Finally, I went to see Harry Potter and the Deathly Hallows: Part On today. After an agonizing wait that spanned my entire exam schedule, and a little after that, I eventually entered the cinema for the first part of an epic finale to one of my all-time favourite literary gems.
I was not disappointed.
I always maintain that the “intensity-factor” of a Harry Potter film can be judged by the look and feel of the Warner Brothers logo at the start of the film. And with Deathly Hallows, the opening was handled with a subtle thrill that I thought captured the very essence of what this closure to the series means. It was dark, gritty, intense.
Director David Yates’ decision to split the last chapter of the Potter saga into two parts was a genius decision in my opinion.

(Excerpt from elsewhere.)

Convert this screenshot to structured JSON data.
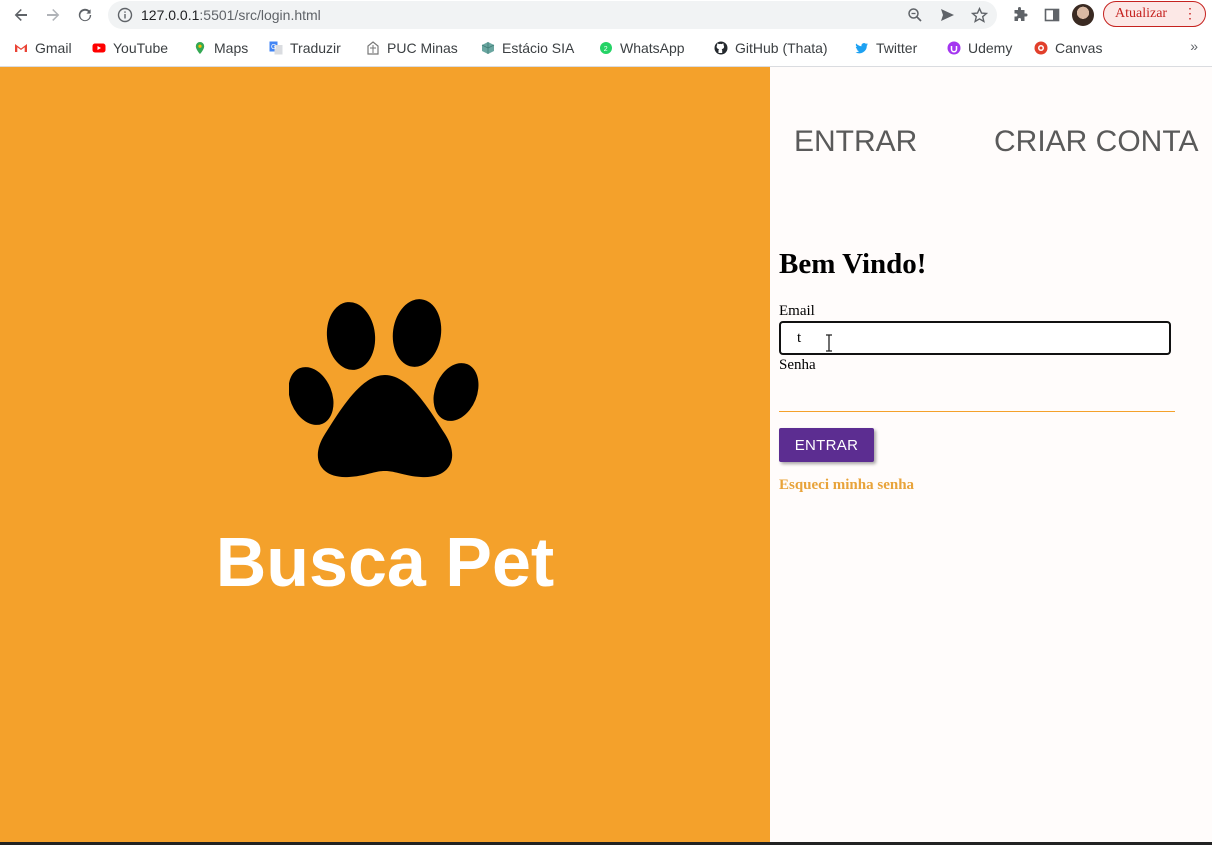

It allowed for more character development, a more faithful approach to such dense and richly crafted source material, and the chance for us Potter fans to eek-out more of the franchise.

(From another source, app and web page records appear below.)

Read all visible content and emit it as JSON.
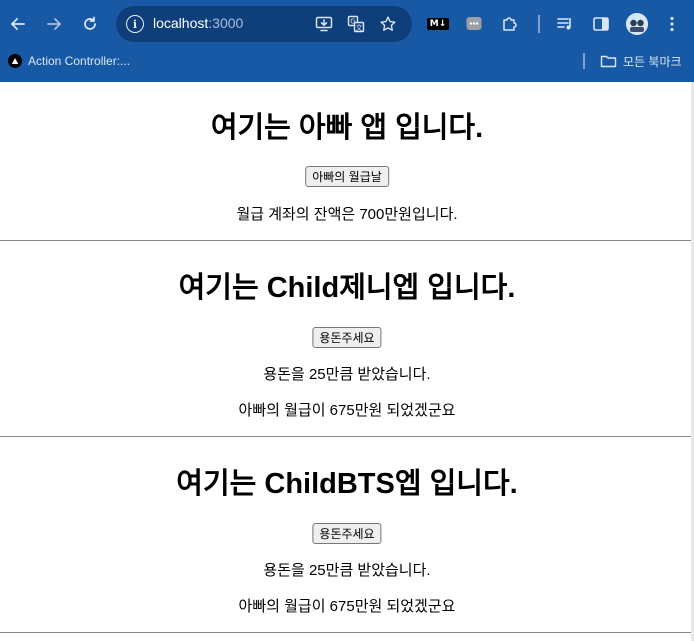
{
  "browser": {
    "url_host": "localhost",
    "url_port": ":3000",
    "bookmark_item": "Action Controller:...",
    "bookmarks_folder": "모든 북마크",
    "extension_badge": "M↓",
    "accent": "#1859a6"
  },
  "sections": [
    {
      "title": "여기는 아빠 앱 입니다.",
      "button": "아빠의 월급날",
      "lines": [
        "월급 계좌의 잔액은 700만원입니다."
      ]
    },
    {
      "title": "여기는 Child제니엡 입니다.",
      "button": "용돈주세요",
      "lines": [
        "용돈을 25만큼 받았습니다.",
        "아빠의 월급이 675만원 되었겠군요"
      ]
    },
    {
      "title": "여기는 ChildBTS엡 입니다.",
      "button": "용돈주세요",
      "lines": [
        "용돈을 25만큼 받았습니다.",
        "아빠의 월급이 675만원 되었겠군요"
      ]
    }
  ]
}
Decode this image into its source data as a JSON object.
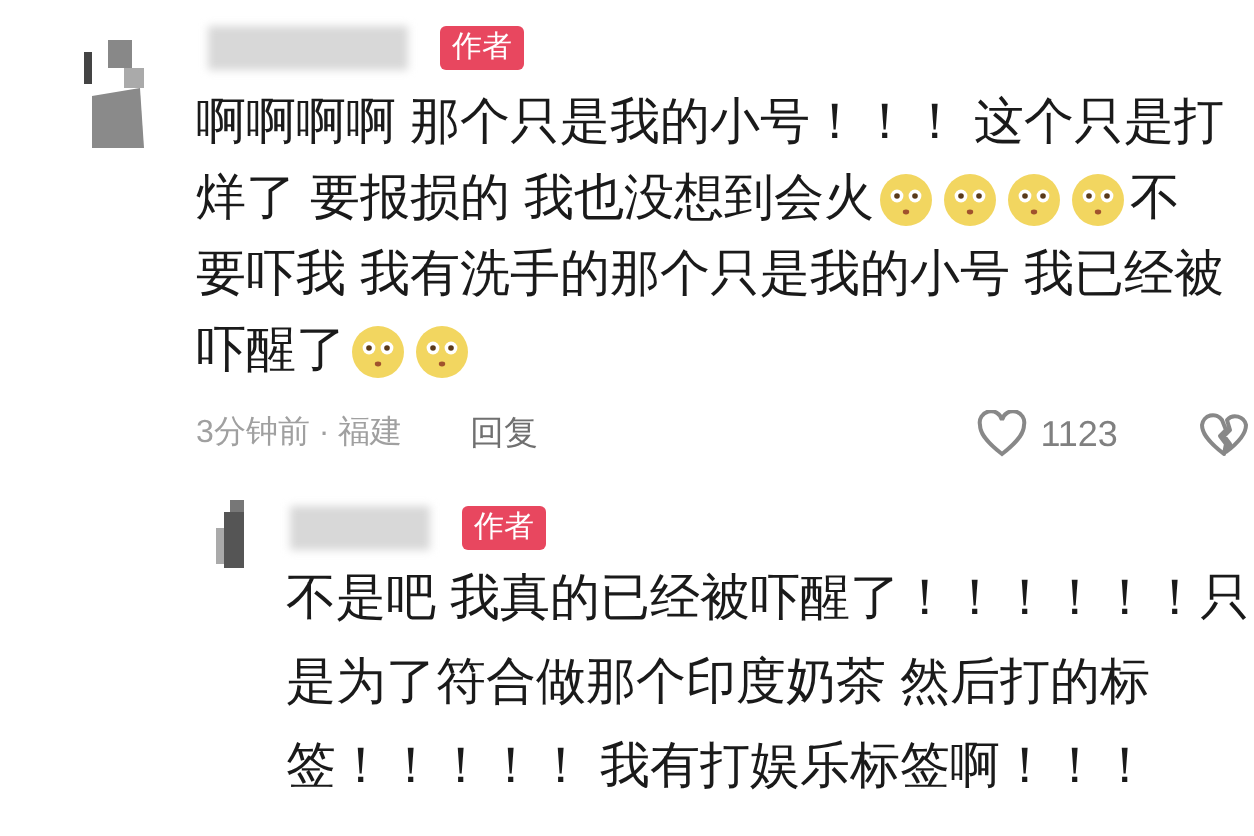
{
  "comments": [
    {
      "author_tag": "作者",
      "lines": [
        [
          {
            "kind": "text",
            "text": "啊啊啊啊 那个只是我的小号！！！ 这个只是打"
          }
        ],
        [
          {
            "kind": "text",
            "text": "烊了 要报损的 我也没想到会火"
          },
          {
            "kind": "emoji"
          },
          {
            "kind": "emoji"
          },
          {
            "kind": "emoji"
          },
          {
            "kind": "emoji"
          },
          {
            "kind": "text",
            "text": " 不"
          }
        ],
        [
          {
            "kind": "text",
            "text": "要吓我 我有洗手的那个只是我的小号 我已经被"
          }
        ],
        [
          {
            "kind": "text",
            "text": "吓醒了"
          },
          {
            "kind": "emoji"
          },
          {
            "kind": "emoji"
          }
        ]
      ],
      "time_location": "3分钟前 · 福建",
      "reply_label": "回复",
      "likes": "1123",
      "replies": [
        {
          "author_tag": "作者",
          "lines": [
            [
              {
                "kind": "text",
                "text": "不是吧 我真的已经被吓醒了！！！！！！只"
              }
            ],
            [
              {
                "kind": "text",
                "text": "是为了符合做那个印度奶茶 然后打的标"
              }
            ],
            [
              {
                "kind": "text",
                "text": "签！！！！！ 我有打娱乐标签啊！！！"
              }
            ]
          ]
        }
      ]
    }
  ]
}
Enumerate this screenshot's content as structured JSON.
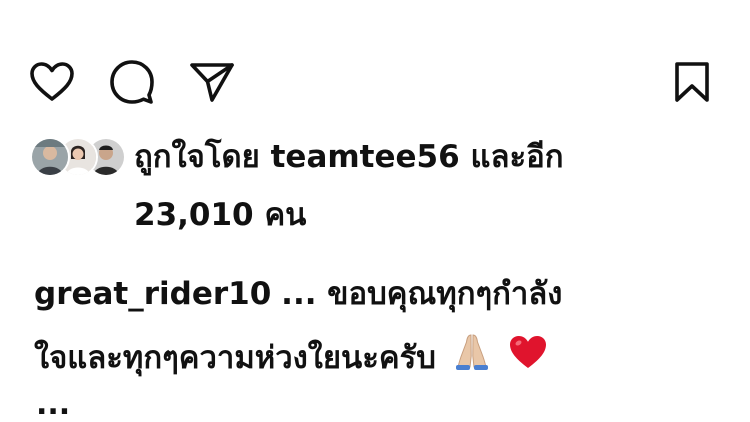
{
  "actions": {
    "like_icon": "heart-icon",
    "comment_icon": "speech-bubble-icon",
    "share_icon": "paper-plane-icon",
    "save_icon": "bookmark-icon"
  },
  "likes": {
    "prefix": "ถูกใจโดย",
    "user": "teamtee56",
    "connector": "และอีก",
    "count": "23,010",
    "unit": "คน"
  },
  "caption": {
    "username": "great_rider10",
    "text_line1": "... ขอบคุณทุกๆกำลัง",
    "text_line2": "ใจและทุกๆความห่วงใยนะครับ"
  },
  "more": "..."
}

The abruptness of the ending left many moviegoers with an “empty” feeling; to me, it was perfect. Whilst I agree that it was quite sudden, it sets the scene for what will inevitably be an epic Part 2.
The dark cinematography, hinted at in Prisoner of Azkaban (movie 3, for you non-fanatic fans out there), and explored in great detail from Order of the Phoenix to Half-Blood Prince, serves the atmosphere of Potter 7.1 well. It wrenches these vulnerable characters from their comfort zone of Hogwarts School of Witchcraft and Wizardry, and out into the big, bad world where Death Eaters roam free, Dementors permeate the very institution meant to be protecting the wizarding community from them — the Ministry of Magic — and the forces of evil are indeed a force to be reckoned with. Mr Yates managed to capture the very core of conflict brought upon from a multitude of emotions emanating from the three leads, set against a breathtaking backdrop that is in stark contrast to the warmth of Hogwarts, to create a highly satisfying cinematic experience.

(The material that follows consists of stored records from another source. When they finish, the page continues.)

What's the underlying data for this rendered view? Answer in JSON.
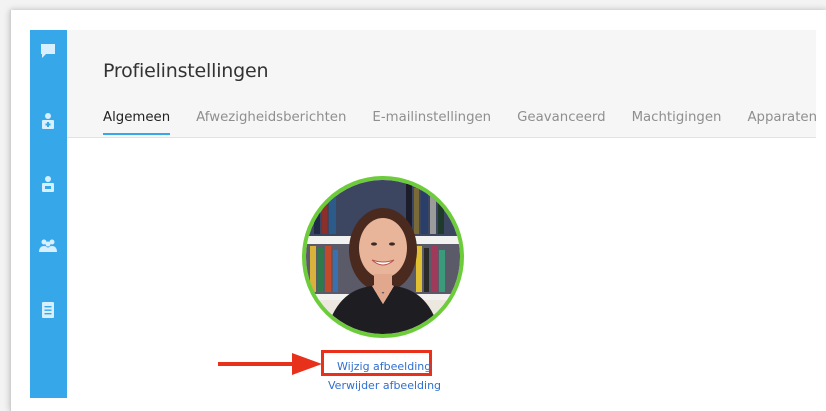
{
  "page": {
    "title": "Profielinstellingen"
  },
  "tabs": [
    {
      "label": "Algemeen",
      "active": true
    },
    {
      "label": "Afwezigheidsberichten",
      "active": false
    },
    {
      "label": "E-mailinstellingen",
      "active": false
    },
    {
      "label": "Geavanceerd",
      "active": false
    },
    {
      "label": "Machtigingen",
      "active": false
    },
    {
      "label": "Apparaten",
      "active": false
    }
  ],
  "sidebar": {
    "items": [
      {
        "icon": "chat-icon"
      },
      {
        "icon": "contact-card-icon"
      },
      {
        "icon": "person-badge-icon"
      },
      {
        "icon": "group-icon"
      },
      {
        "icon": "document-icon"
      }
    ]
  },
  "profile": {
    "change_picture": "Wijzig afbeelding",
    "remove_picture": "Verwijder afbeelding"
  },
  "colors": {
    "sidebar": "#36a8ea",
    "accent": "#36a8ea",
    "avatar_ring": "#6ccc3a",
    "link": "#2f6fd0",
    "annotation": "#e8311a"
  }
}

Alexandre Desplat’s sweeping, gripping score adds to this gloomy, murky, and dangerous atmosphere. The original Potter theme, first established in The Philospher’s Stone, is alluded to at the introduction, but makes way for a more edgy orchestration that aptly captures the pace of this film.
The darkness has been upped a notch. The frightening presence of He Who Must Not Be Names lurkes in every frame of the film. The characters we’ve loved and rooted for from the beginning are pushed to their limits. And that, for me, is what the finalé to what can only be described as the “movie event of a generation” should be about.